White House initiative targets 1.3 GW of energy storage
June 17, 2016
The Obama Administration yesterday announced a sweeping initiative aimed at growing energy storage, demand management and renewable energy resources, while investigating the best way to integrate those into an increasingly flexible power grid.
The White House announced a series of executive actions and 33 state and private sector commitments expected to result in at least 1.3 GW of additional storage procurement or deployment in the next five years.
More than a dozen developers and power companies in eight or more states have announced new storage procurement and deployment targets, totaling $130 million in new funding commitments. In total, the White House said new procurement, deployment, and investment commitments "could lead to approximately $1 billion in investments in energy storage."
Last year, the United States doubled its installed advanced energy storage capacity to 500 MW, and the White House said that "key resource" is projected to grow quickly. To aid that growth, the Obama administration announced it will host "Summit on Scaling Renewable Energy and Storage with Smart Markets," including a broad range of actions that could result in 1.3 GW of new storage being installed within the next five years.
"The summit brings together regulators, power companies, municipalities, and energy developers that are leading efforts to promote smart electricity markets and greater grid integration of renewable energy and flexible resources such as energy storage," the White House said in a fact sheet.
Among the initiatives:
The White House Council of Economic Advisers (WHCEA) is releasing a report on the "technical and economic considerations and opportunities" relating to the grid integration of renewable energy resources;
the federal government will boost storage and microgrid capacity through programs targeting federal installations and military bases, while funding microgrids in rural communities;
the U.S. Department of Energy will push for standardizing and allowing greater access to energy data;
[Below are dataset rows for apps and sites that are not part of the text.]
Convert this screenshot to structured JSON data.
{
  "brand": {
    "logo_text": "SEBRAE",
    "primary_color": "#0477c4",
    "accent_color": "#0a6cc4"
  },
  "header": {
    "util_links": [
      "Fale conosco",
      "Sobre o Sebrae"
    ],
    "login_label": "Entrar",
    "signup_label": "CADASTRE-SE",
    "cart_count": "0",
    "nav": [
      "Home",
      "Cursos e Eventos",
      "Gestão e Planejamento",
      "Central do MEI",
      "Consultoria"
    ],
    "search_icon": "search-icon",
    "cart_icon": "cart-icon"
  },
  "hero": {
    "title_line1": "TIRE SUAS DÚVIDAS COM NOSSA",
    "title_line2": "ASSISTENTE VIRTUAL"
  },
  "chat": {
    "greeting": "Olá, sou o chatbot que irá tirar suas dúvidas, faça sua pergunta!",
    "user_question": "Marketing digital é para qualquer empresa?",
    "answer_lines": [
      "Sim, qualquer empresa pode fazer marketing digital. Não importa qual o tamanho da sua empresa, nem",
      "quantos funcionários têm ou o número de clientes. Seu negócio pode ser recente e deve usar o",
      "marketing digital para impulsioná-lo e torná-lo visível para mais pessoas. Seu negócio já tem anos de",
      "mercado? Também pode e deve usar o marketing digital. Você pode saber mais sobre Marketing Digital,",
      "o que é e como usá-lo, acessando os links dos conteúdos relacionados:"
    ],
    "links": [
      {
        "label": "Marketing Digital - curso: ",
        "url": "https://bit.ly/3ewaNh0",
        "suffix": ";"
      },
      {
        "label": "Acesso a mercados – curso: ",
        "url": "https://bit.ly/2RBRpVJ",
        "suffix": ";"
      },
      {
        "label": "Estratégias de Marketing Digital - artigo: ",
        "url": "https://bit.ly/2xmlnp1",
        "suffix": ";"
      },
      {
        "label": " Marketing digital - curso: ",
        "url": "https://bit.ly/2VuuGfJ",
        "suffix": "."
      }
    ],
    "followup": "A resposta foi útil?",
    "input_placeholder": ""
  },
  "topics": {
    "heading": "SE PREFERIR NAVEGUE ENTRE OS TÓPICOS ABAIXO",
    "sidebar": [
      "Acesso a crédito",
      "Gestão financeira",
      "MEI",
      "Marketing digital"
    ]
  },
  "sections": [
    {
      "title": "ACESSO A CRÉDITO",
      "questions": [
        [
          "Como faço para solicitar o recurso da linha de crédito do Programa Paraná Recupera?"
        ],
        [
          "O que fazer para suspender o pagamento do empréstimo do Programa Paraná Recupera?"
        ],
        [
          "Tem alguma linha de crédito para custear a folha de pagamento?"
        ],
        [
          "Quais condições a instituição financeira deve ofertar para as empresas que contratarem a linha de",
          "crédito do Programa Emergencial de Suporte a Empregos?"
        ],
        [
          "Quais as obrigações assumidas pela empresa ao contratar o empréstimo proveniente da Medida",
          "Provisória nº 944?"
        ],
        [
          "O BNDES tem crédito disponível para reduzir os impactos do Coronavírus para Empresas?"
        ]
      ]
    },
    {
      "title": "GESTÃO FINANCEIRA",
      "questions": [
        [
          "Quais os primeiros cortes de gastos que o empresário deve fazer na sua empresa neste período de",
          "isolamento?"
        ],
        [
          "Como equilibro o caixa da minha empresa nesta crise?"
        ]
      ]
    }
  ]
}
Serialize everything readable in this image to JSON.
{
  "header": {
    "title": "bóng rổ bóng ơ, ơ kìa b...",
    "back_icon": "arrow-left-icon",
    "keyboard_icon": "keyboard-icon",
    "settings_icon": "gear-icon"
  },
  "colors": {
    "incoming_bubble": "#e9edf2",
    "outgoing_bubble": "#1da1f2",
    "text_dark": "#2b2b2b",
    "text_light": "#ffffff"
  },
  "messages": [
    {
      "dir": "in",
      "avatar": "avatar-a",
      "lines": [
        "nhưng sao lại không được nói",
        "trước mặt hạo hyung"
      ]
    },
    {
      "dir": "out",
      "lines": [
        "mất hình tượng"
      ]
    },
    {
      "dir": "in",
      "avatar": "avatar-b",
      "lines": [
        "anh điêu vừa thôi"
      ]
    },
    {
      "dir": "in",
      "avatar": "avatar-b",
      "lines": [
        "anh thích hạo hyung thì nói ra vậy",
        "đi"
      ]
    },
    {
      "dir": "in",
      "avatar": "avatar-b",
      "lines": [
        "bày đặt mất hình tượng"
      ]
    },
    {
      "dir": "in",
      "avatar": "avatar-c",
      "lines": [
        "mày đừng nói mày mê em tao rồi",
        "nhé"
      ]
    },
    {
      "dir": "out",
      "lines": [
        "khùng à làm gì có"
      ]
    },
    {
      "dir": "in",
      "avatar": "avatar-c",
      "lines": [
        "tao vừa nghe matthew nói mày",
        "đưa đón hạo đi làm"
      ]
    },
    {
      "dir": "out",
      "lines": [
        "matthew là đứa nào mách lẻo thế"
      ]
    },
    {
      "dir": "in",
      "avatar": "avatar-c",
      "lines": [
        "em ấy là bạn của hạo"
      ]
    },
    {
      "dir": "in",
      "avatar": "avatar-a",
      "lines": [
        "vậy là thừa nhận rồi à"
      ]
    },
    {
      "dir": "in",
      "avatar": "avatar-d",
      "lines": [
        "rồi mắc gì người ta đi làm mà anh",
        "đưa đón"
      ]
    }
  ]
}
16 developers and power companies have announced new storage procurement and deployment targets for the next five years;
and power companies and developers are committing to deploy smart water heaters, smart meters, and demand response programs.
A key finding from the WHCEA report is that current and projected levels of variable renewable energy resources "are opening up opportunities for technologies such as energy storage and demand response to ensure the reliable and cost-effective supply of electricity."
The White House said the analysis also shows wholesale market reforms are already helping to enable those technologies to participate in some markets, and "ongoing cost reductions and advancements in communication infrastructure are expected to further enhance the potential for these technologies going forward."
DOE’s Office of Electricity Delivery and Energy Reliability will develop an analysis of the private sector Green Button Alliance, examining consumer protections and privacy standards, aiming to "promote confidence" among customers who consent to contribute their data. And the National Renewable Energy Laboratory has developed a "sophisticated model of the Eastern Interconnection" designed to analyze how the system will operate with wind and solar power meeting 30% of needs.
NREL is expected to release the results of that study in August.
Among utility commitments, Duke Energy will deploy at least 5 MW of storage in the Asheville region of North Carolina; Consolidated Edison will partner with Siemens to analyze advanced metering data covering 4.8 million customers; and the Los Angeles Department of Water and Power plans to procure 24 MW of energy storage by 2016 and committed to 178 MW by 2021.